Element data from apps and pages
______

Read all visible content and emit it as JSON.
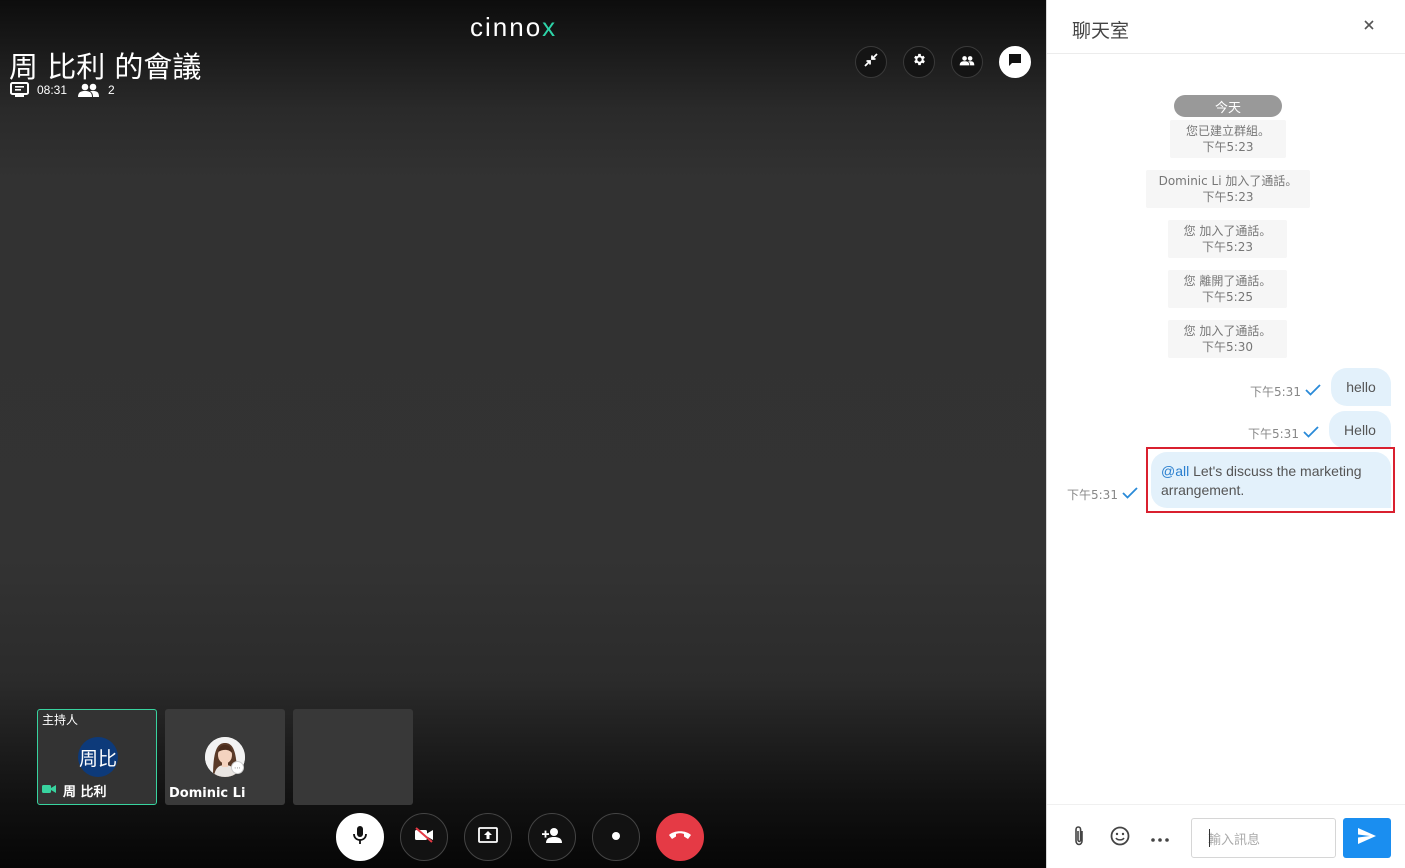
{
  "logo": {
    "text_main": "cinno",
    "text_accent": "x"
  },
  "meeting": {
    "title": "周 比利 的會議",
    "duration": "08:31",
    "participant_count": "2"
  },
  "participants": [
    {
      "role": "主持人",
      "initials": "周比",
      "name": "周 比利"
    },
    {
      "role": "",
      "name": "Dominic Li"
    }
  ],
  "chat": {
    "title": "聊天室",
    "day_label": "今天",
    "system_messages": [
      {
        "text": "您已建立群組。",
        "time": "下午5:23"
      },
      {
        "text": "Dominic Li 加入了通話。",
        "time": "下午5:23"
      },
      {
        "text": "您 加入了通話。",
        "time": "下午5:23"
      },
      {
        "text": "您 離開了通話。",
        "time": "下午5:25"
      },
      {
        "text": "您 加入了通話。",
        "time": "下午5:30"
      }
    ],
    "messages": [
      {
        "text": "hello",
        "time": "下午5:31"
      },
      {
        "text": "Hello",
        "time": "下午5:31"
      },
      {
        "mention": "@all",
        "text": " Let's discuss the marketing arrangement.",
        "time": "下午5:31"
      }
    ],
    "input_placeholder": "輸入訊息"
  },
  "colors": {
    "accent": "#2dd4a8",
    "hangup": "#e53a45",
    "send": "#1a8ef0",
    "highlight": "#d9202f",
    "bubble": "#e3f1fb"
  }
}
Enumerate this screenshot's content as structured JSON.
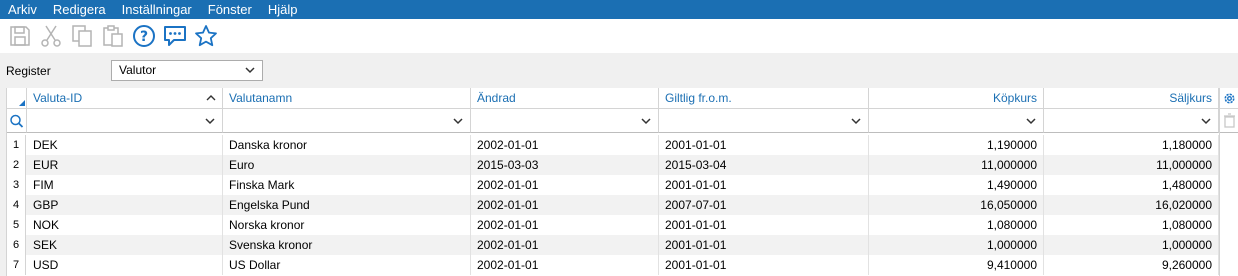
{
  "menu": [
    "Arkiv",
    "Redigera",
    "Inställningar",
    "Fönster",
    "Hjälp"
  ],
  "toolbar": {
    "icons": [
      "save-icon",
      "cut-icon",
      "copy-icon",
      "paste-icon",
      "help-icon",
      "chat-icon",
      "favorite-star-icon"
    ]
  },
  "register": {
    "label": "Register",
    "selected": "Valutor"
  },
  "grid": {
    "columns": [
      "Valuta-ID",
      "Valutanamn",
      "Ändrad",
      "Giltlig fr.o.m.",
      "Köpkurs",
      "Säljkurs"
    ],
    "sort_column": "Valuta-ID",
    "rows": [
      {
        "n": "1",
        "id": "DEK",
        "name": "Danska kronor",
        "changed": "2002-01-01",
        "valid_from": "2001-01-01",
        "buy": "1,190000",
        "sell": "1,180000"
      },
      {
        "n": "2",
        "id": "EUR",
        "name": "Euro",
        "changed": "2015-03-03",
        "valid_from": "2015-03-04",
        "buy": "11,000000",
        "sell": "11,000000"
      },
      {
        "n": "3",
        "id": "FIM",
        "name": "Finska Mark",
        "changed": "2002-01-01",
        "valid_from": "2001-01-01",
        "buy": "1,490000",
        "sell": "1,480000"
      },
      {
        "n": "4",
        "id": "GBP",
        "name": "Engelska Pund",
        "changed": "2002-01-01",
        "valid_from": "2007-07-01",
        "buy": "16,050000",
        "sell": "16,020000"
      },
      {
        "n": "5",
        "id": "NOK",
        "name": "Norska kronor",
        "changed": "2002-01-01",
        "valid_from": "2001-01-01",
        "buy": "1,080000",
        "sell": "1,080000"
      },
      {
        "n": "6",
        "id": "SEK",
        "name": "Svenska kronor",
        "changed": "2002-01-01",
        "valid_from": "2001-01-01",
        "buy": "1,000000",
        "sell": "1,000000"
      },
      {
        "n": "7",
        "id": "USD",
        "name": "US Dollar",
        "changed": "2002-01-01",
        "valid_from": "2001-01-01",
        "buy": "9,410000",
        "sell": "9,260000"
      }
    ]
  },
  "colors": {
    "menubar": "#1b6fb3",
    "header_text": "#1b6fb3",
    "icon_blue": "#1b73c4",
    "disabled_icon": "#b4b4b4"
  }
}
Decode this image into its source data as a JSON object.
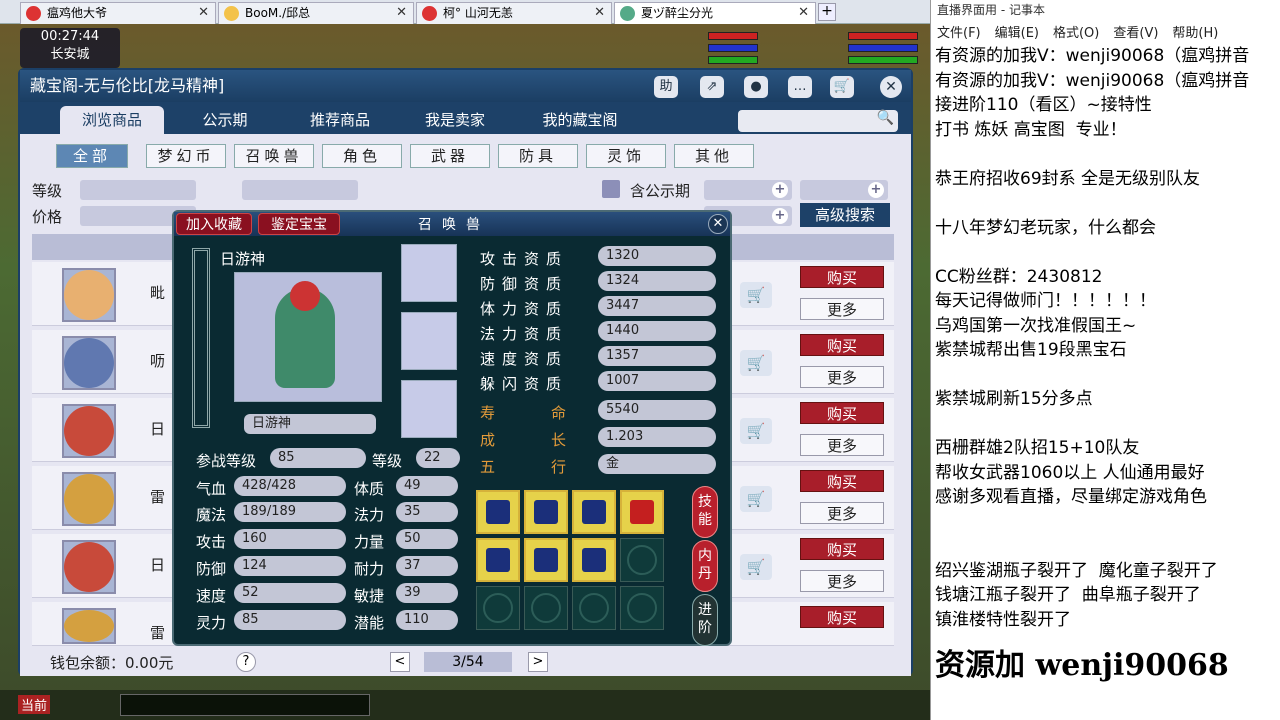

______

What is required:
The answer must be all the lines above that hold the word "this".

Answer section:
Enumerate this screenshot's content as structured JSON.
Decode this image into its source data as a JSON object.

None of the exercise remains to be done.